··· GIVEN ENTRIES ···
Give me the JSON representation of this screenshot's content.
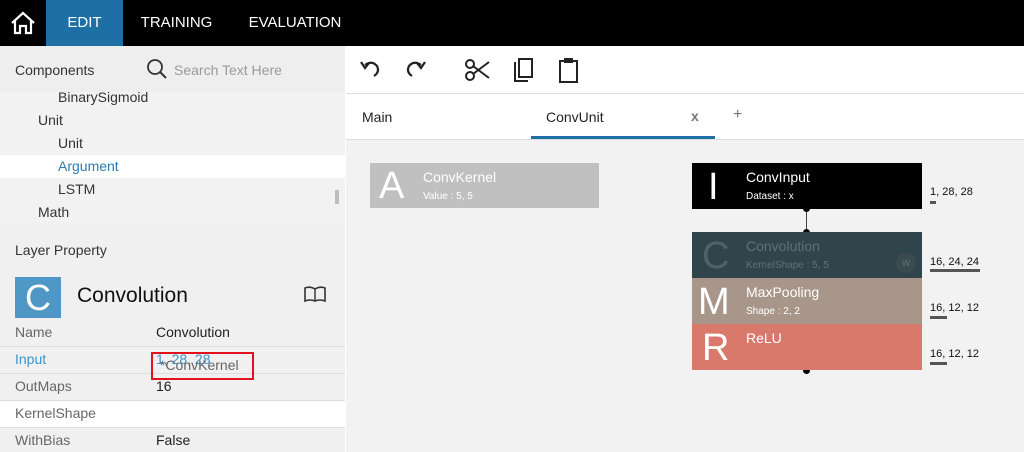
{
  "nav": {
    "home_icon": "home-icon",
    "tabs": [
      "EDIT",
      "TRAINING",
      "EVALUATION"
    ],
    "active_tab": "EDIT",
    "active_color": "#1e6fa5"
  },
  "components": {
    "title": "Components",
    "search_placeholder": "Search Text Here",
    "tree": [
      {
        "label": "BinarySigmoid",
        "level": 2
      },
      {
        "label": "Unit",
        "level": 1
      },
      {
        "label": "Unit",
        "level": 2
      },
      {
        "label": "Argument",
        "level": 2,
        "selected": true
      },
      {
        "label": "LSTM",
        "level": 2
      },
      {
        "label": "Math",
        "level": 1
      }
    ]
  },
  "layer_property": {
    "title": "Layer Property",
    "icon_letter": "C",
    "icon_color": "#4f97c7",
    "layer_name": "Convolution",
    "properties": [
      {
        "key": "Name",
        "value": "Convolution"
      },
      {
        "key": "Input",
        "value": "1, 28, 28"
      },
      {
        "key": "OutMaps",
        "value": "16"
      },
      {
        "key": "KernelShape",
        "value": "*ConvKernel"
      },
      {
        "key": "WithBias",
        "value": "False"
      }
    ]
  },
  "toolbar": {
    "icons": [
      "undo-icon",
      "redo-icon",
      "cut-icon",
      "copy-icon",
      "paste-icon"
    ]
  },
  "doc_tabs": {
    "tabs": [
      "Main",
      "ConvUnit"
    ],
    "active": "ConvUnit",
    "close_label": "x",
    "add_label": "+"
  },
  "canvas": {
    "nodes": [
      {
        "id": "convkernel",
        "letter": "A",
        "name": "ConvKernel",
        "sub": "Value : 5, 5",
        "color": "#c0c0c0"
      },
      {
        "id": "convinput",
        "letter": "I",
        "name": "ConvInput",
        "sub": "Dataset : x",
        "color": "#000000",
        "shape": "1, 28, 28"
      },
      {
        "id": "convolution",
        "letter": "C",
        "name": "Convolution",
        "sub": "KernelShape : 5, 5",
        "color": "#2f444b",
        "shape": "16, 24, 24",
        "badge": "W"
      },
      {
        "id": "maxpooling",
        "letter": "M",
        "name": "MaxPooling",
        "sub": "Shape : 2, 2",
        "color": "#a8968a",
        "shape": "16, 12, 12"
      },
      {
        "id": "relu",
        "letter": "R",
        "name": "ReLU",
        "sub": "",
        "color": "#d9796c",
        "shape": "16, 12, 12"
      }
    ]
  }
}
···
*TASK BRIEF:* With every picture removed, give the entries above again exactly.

*SOLUTION:*
Give me the JSON representation of this screenshot's content.
{
  "nav": {
    "home_icon": "home-icon",
    "tabs": [
      "EDIT",
      "TRAINING",
      "EVALUATION"
    ],
    "active_tab": "EDIT",
    "active_color": "#1e6fa5"
  },
  "components": {
    "title": "Components",
    "search_placeholder": "Search Text Here",
    "tree": [
      {
        "label": "BinarySigmoid",
        "level": 2
      },
      {
        "label": "Unit",
        "level": 1
      },
      {
        "label": "Unit",
        "level": 2
      },
      {
        "label": "Argument",
        "level": 2,
        "selected": true
      },
      {
        "label": "LSTM",
        "level": 2
      },
      {
        "label": "Math",
        "level": 1
      }
    ]
  },
  "layer_property": {
    "title": "Layer Property",
    "icon_letter": "C",
    "icon_color": "#4f97c7",
    "layer_name": "Convolution",
    "properties": [
      {
        "key": "Name",
        "value": "Convolution"
      },
      {
        "key": "Input",
        "value": "1, 28, 28"
      },
      {
        "key": "OutMaps",
        "value": "16"
      },
      {
        "key": "KernelShape",
        "value": "*ConvKernel"
      },
      {
        "key": "WithBias",
        "value": "False"
      }
    ]
  },
  "toolbar": {
    "icons": [
      "undo-icon",
      "redo-icon",
      "cut-icon",
      "copy-icon",
      "paste-icon"
    ]
  },
  "doc_tabs": {
    "tabs": [
      "Main",
      "ConvUnit"
    ],
    "active": "ConvUnit",
    "close_label": "x",
    "add_label": "+"
  },
  "canvas": {
    "nodes": [
      {
        "id": "convkernel",
        "letter": "A",
        "name": "ConvKernel",
        "sub": "Value : 5, 5",
        "color": "#c0c0c0"
      },
      {
        "id": "convinput",
        "letter": "I",
        "name": "ConvInput",
        "sub": "Dataset : x",
        "color": "#000000",
        "shape": "1, 28, 28"
      },
      {
        "id": "convolution",
        "letter": "C",
        "name": "Convolution",
        "sub": "KernelShape : 5, 5",
        "color": "#2f444b",
        "shape": "16, 24, 24",
        "badge": "W"
      },
      {
        "id": "maxpooling",
        "letter": "M",
        "name": "MaxPooling",
        "sub": "Shape : 2, 2",
        "color": "#a8968a",
        "shape": "16, 12, 12"
      },
      {
        "id": "relu",
        "letter": "R",
        "name": "ReLU",
        "sub": "",
        "color": "#d9796c",
        "shape": "16, 12, 12"
      }
    ]
  }
}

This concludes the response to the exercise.